When I watched Sony Picture’s “Venom,” my major take-away was that the post-credits preview scene from “Into the Spider-Verse” was the best part.
Little did I know how right I was when I said my time could have been far better spent.
I just walked out of this Spider-Man adventure, having seen it with my friend Juan. Frankly I regret every single day that it took me to see this movie.
Firstly because it’s an absolute joy visually and from a narrative standpoint. It hits things out of the park in every category. That’s also from someone who isn’t very knowledgable about Spider-Man lore, so there are whole other categories I can’t appreciate as well as others!
But I also regret not seeing it sooner because holding off has left me in a very enigmatic place as far as what to say.
It took me 20 minutes of staring at a blank screen to figure out where to start because despite the unadulterated passion I had walking out of it, just what can I add to the conversation at this point in the film’s life cycle?
Yeah I know what you’re going to say, “Jason this is the Internet, it’s the place where opinions thrive.”
I get that. I probably wouldn’t have bothered writing anything if I didn’t feel like I should at least spread my opinion that “Into the Spider-Verse” is a film everyone should see, regardless of their feelings on comic book blockbusters.
The only problem is… I know for a fact I’m not the only person who has that opinion.
For weeks, all I’ve heard about this movie is that it’s phenomenal. The best comic book movie in years, if not ever.
I knew they couldn’t be lying, because the trailers did look great. Though I expected to walk out feeling like hype drove my expectations too high.
Yet… That’s not at all the case.
If anything I walked out of the theatre floored at how much this movie ruled IN SPITE of the over-hyped praise.
Not only does “Into the Spider-Verse” balance six different art styles at once with various Spider-people, it does so after proving itself with a masterful blend of comic book aesthetics so engrained in the narrative that not a single flashy effect feels superfluous.
Take notes Ang Lee, this is the movie you wanted to make with “Hulk” back in 2003.
But even with such a complex dance of art styles and truly fluid, engaging action , somehow the story doesn’t falter. Any joke or meme you could make about previous Spider-Man movies are addressed in the first few seconds, leaving audience members open for something completely novel.
From there, every single character is given a perfect amount of exposition.
There wasn’t a single person in this film that was not relatable or well-developed in some way. Other than some brief cameos who didn’t need anything to appear and be awesome.
It’s not a joke to say that “Into the Spider-Verse” crams in seven or eight origin stories and tells you just enough with each to feel invested better than some movies handle an entire 2-hour origin story.

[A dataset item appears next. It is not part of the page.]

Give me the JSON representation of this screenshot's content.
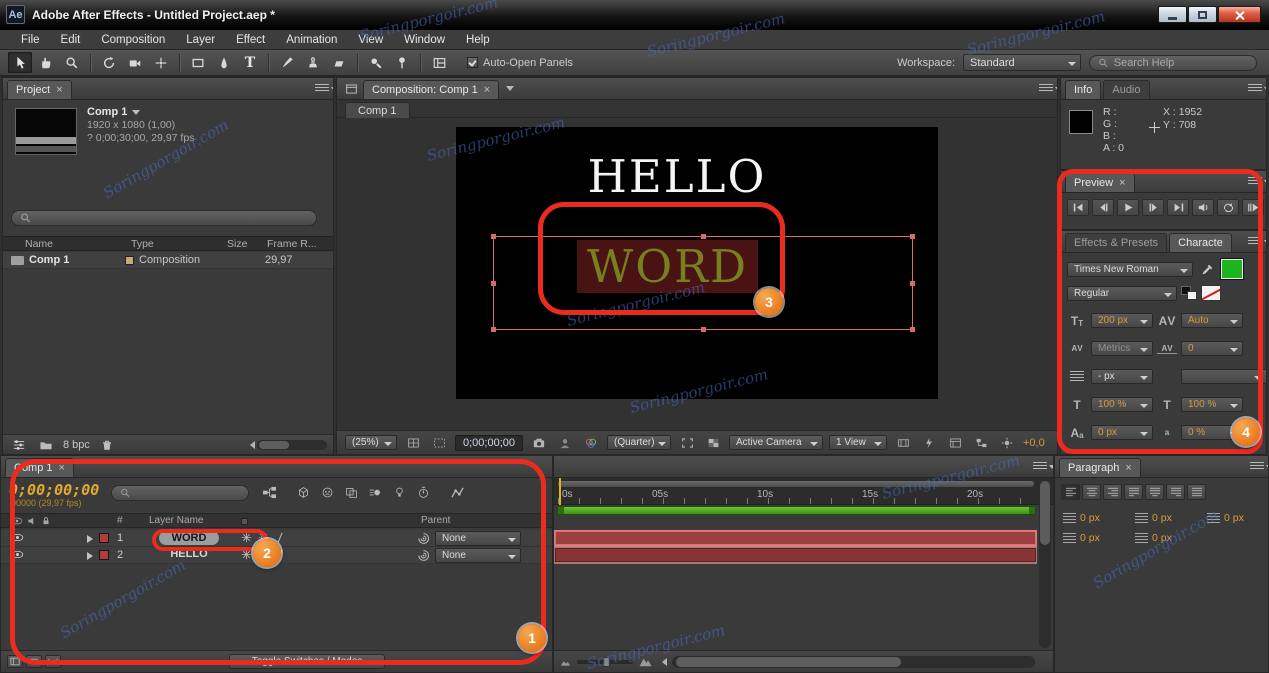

Plus most of it is so comedic that barely any part of the film is dull. The sensory overload is welcomed.
The only moments that could be described as ‘duller’ in terms of that overloaded sensory splendor are poignant, emotional character-building scenes that all seem to appear exactly when they need to.
But with all that film fellating, the thing that truly astounded me about this Spider-Verse film was how little got spoiled for me.
If this were “Infinity War,” it would have been dangerous to go anywhere online because people like to slip spoilers into unexpected places. For this movie, I’ve seen nothing but praise and still got a ton of surprises.
It wouldn’t be an exaggeration to say this movie has one of the best “secret villain” reveals I’ve seen in ever. I won’t say anything more.
The problem, however, is just that. I don’t know that there’s anything I can say that wouldn’t spoil a thing, or that you wouldn’t get out of some big media site review.
Especially since you should just see the damn movie!
After three Sam Raimi movies, two Amazing Spider-Men, a number of Marvel Cinematic Universe appearances and enough cartoons to choke a small village, the biggest piece of praise I can give “Into the Spider-Verse” is that it is truly fresh and original and an absolute joy to behold.
If you’re writing your list of New Year’s resolutions, be sure to add ‘watch this movie’ onto it if you haven’t already. Or even if you have already seen it, go see it again!
Just give this movie all the money, people. What more can I say?